[Records for this task — start]

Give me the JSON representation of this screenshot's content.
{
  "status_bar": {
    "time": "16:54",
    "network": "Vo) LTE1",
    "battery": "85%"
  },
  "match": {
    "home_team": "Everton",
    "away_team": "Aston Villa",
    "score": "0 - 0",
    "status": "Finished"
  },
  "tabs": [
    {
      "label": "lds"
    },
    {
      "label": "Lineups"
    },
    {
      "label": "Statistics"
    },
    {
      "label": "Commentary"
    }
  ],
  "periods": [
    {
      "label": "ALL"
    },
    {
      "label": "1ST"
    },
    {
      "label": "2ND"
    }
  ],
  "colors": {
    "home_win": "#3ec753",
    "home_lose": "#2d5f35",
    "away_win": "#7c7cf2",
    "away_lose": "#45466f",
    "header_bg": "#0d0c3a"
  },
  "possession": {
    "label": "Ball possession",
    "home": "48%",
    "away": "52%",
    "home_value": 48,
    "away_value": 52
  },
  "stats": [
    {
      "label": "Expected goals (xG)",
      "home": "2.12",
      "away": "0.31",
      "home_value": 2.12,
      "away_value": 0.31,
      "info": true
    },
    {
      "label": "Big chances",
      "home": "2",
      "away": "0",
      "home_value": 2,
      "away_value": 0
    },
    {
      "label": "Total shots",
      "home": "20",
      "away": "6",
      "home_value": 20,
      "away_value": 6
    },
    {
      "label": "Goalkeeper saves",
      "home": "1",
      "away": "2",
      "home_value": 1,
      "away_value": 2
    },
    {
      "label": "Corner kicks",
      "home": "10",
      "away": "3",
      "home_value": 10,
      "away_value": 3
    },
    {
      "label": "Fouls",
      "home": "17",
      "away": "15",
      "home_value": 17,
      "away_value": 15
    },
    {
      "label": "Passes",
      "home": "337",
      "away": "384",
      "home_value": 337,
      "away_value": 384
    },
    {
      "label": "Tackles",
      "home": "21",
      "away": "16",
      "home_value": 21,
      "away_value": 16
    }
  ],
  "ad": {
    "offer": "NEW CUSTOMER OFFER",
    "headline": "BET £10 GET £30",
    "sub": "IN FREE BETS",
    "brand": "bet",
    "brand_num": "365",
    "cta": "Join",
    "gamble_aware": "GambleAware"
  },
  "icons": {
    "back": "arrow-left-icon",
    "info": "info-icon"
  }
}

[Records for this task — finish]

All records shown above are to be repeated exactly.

Answer to the exercise
Give me the JSON representation of this screenshot's content.
{
  "status_bar": {
    "time": "16:54",
    "network": "Vo) LTE1",
    "battery": "85%"
  },
  "match": {
    "home_team": "Everton",
    "away_team": "Aston Villa",
    "score": "0 - 0",
    "status": "Finished"
  },
  "tabs": [
    {
      "label": "lds"
    },
    {
      "label": "Lineups"
    },
    {
      "label": "Statistics"
    },
    {
      "label": "Commentary"
    }
  ],
  "periods": [
    {
      "label": "ALL"
    },
    {
      "label": "1ST"
    },
    {
      "label": "2ND"
    }
  ],
  "colors": {
    "home_win": "#3ec753",
    "home_lose": "#2d5f35",
    "away_win": "#7c7cf2",
    "away_lose": "#45466f",
    "header_bg": "#0d0c3a"
  },
  "possession": {
    "label": "Ball possession",
    "home": "48%",
    "away": "52%",
    "home_value": 48,
    "away_value": 52
  },
  "stats": [
    {
      "label": "Expected goals (xG)",
      "home": "2.12",
      "away": "0.31",
      "home_value": 2.12,
      "away_value": 0.31,
      "info": true
    },
    {
      "label": "Big chances",
      "home": "2",
      "away": "0",
      "home_value": 2,
      "away_value": 0
    },
    {
      "label": "Total shots",
      "home": "20",
      "away": "6",
      "home_value": 20,
      "away_value": 6
    },
    {
      "label": "Goalkeeper saves",
      "home": "1",
      "away": "2",
      "home_value": 1,
      "away_value": 2
    },
    {
      "label": "Corner kicks",
      "home": "10",
      "away": "3",
      "home_value": 10,
      "away_value": 3
    },
    {
      "label": "Fouls",
      "home": "17",
      "away": "15",
      "home_value": 17,
      "away_value": 15
    },
    {
      "label": "Passes",
      "home": "337",
      "away": "384",
      "home_value": 337,
      "away_value": 384
    },
    {
      "label": "Tackles",
      "home": "21",
      "away": "16",
      "home_value": 21,
      "away_value": 16
    }
  ],
  "ad": {
    "offer": "NEW CUSTOMER OFFER",
    "headline": "BET £10 GET £30",
    "sub": "IN FREE BETS",
    "brand": "bet",
    "brand_num": "365",
    "cta": "Join",
    "gamble_aware": "GambleAware"
  },
  "icons": {
    "back": "arrow-left-icon",
    "info": "info-icon"
  }
}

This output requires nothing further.